## TASK STATEMENT
Write out each line from the data below that includes the word "icon".

Element data from apps and pages
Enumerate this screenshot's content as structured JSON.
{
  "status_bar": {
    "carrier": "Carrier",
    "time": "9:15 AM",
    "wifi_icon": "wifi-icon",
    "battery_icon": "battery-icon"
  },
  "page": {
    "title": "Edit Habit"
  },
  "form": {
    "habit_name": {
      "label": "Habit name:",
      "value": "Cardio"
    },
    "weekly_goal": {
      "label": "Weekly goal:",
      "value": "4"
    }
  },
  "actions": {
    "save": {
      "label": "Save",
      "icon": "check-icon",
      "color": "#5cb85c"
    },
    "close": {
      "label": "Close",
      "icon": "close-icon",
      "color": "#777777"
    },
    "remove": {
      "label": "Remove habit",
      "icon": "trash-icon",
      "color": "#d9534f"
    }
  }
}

## ANSWER TO THIS PROBLEM
    "wifi_icon": "wifi-icon",
    "battery_icon": "battery-icon"
      "icon": "check-icon",
      "icon": "close-icon",
      "icon": "trash-icon",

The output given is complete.